The most significant rain in months will reach Seattle beginning on Friday.
The storm moving in will be the first in a series of storms with rain and high country snow.
Initially, the pattern may seem like a dud, but as it gets going, it will turn progressively more soggy with time.
A general 0.25 to 0.75 of an inch of rain is forecast to fall through Saturday, with locally higher amounts on the Olympic Peninsula, north of the Seattle-Tacoma metro area and on the west slopes of the Cascades.
Additional storms with rain will follow Saturday night into early next week.
There is the potential for local amounts of 2.00 inches or more in the Seattle-Tacoma area over the five-day period concluding next Tuesday.
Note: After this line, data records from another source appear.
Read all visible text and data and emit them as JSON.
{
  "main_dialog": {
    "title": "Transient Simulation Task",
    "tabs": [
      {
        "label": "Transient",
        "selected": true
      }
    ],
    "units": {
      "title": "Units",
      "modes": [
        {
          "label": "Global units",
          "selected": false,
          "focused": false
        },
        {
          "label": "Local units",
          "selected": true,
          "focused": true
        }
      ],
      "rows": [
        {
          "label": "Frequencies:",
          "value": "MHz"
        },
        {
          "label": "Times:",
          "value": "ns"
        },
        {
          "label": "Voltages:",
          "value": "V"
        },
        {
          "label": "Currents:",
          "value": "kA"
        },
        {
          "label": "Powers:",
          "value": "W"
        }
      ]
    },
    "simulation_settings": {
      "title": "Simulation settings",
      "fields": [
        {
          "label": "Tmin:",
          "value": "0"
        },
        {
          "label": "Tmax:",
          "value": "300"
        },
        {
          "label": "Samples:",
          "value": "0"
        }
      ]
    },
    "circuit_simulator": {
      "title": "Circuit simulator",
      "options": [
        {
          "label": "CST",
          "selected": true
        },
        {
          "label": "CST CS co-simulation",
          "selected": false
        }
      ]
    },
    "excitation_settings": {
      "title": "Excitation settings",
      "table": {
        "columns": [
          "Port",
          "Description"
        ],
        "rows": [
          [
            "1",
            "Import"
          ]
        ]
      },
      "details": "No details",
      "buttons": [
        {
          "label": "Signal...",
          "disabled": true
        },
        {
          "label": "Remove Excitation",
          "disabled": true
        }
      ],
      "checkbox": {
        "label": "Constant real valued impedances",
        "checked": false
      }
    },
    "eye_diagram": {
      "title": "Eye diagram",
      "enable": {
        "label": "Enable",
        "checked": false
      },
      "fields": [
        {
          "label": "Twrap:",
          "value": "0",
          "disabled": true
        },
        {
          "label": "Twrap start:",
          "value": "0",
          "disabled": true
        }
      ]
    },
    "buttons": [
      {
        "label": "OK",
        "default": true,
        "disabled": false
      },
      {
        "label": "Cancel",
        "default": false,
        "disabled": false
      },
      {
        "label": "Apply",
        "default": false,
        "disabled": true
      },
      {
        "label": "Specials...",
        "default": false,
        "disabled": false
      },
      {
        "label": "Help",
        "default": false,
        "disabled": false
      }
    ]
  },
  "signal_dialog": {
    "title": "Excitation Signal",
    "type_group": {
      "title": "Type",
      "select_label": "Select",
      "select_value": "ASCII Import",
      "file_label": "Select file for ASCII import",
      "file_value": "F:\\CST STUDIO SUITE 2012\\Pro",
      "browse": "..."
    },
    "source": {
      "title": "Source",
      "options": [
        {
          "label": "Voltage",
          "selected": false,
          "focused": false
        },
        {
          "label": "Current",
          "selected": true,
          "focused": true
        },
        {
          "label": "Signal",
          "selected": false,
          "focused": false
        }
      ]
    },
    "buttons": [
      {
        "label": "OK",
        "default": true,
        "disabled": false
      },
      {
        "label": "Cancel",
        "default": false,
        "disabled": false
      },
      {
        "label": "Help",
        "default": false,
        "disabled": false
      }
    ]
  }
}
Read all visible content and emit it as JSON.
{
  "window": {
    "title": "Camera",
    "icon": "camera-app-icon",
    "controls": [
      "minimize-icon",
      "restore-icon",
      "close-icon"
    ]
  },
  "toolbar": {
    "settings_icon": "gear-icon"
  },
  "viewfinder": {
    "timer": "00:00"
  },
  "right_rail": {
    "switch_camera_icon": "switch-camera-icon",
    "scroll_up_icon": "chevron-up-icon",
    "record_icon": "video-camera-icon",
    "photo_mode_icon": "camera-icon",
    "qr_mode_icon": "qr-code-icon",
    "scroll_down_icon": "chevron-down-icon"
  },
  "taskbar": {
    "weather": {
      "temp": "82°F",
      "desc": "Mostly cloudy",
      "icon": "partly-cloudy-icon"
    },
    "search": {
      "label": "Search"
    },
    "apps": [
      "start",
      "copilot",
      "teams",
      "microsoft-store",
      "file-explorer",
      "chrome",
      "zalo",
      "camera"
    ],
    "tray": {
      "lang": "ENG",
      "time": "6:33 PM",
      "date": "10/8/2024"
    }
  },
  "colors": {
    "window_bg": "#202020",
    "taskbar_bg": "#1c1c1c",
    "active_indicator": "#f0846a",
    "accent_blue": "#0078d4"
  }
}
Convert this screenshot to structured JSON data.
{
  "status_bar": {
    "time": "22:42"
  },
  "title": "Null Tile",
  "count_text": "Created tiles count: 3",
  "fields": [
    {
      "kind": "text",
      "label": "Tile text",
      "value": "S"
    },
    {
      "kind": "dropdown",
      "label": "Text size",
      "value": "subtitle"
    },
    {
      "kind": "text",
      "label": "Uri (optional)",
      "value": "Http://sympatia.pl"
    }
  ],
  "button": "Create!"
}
Snow levels will remain well above the passes during the series of storms. However, hikers could get caught off guard in blinding snow and gusty winds with the events beginning the second half of the weekend into early next week. This is when the strongest storms and heaviest precipitation is likely to occur.
For Seattle, the event(s) Friday into Saturday will be the most significant rainfall since at least the middle of July. The entire event may rival some of the lingering storms from the spring.
While the Cascades will filter out a great deal of the moisture upon moving eastward, some showers are forecast to reach the Spokane, Wash., and The Dalles, Ore., areas as well.
The potential for locally dangerous and disruptive thunderstorms will exist over the Midwest during Tuesday and Wednesday.
Despite no longer being a tropical storm or depression, Bonnie will induce daily showers and thunderstorms across the Carolinas into the middle of the week.
After a mild and dry Memorial Day, warmth will build across the northwestern United States.
Extremely heavy rain fell over the weekend in southwestern Germany, leading to dangerous and deadly flash flooding.
New Yorkers crowded city streets on Monday night in hopes of catching a view of Manhattanhenge, the stunning sunset that occurs twice a year.
Northern France will remain at risk for occasional rain through the first half of the week, threatening to cause additional delays at the French Open.
331 confirmed tornadoes in May; greatest ever May total.
Williamsport, PA (1991)
12 days with 90 degrees or higher this month new May record.
Tampa, FL (1995)
Only 0.07" of rain this month - driest May on record.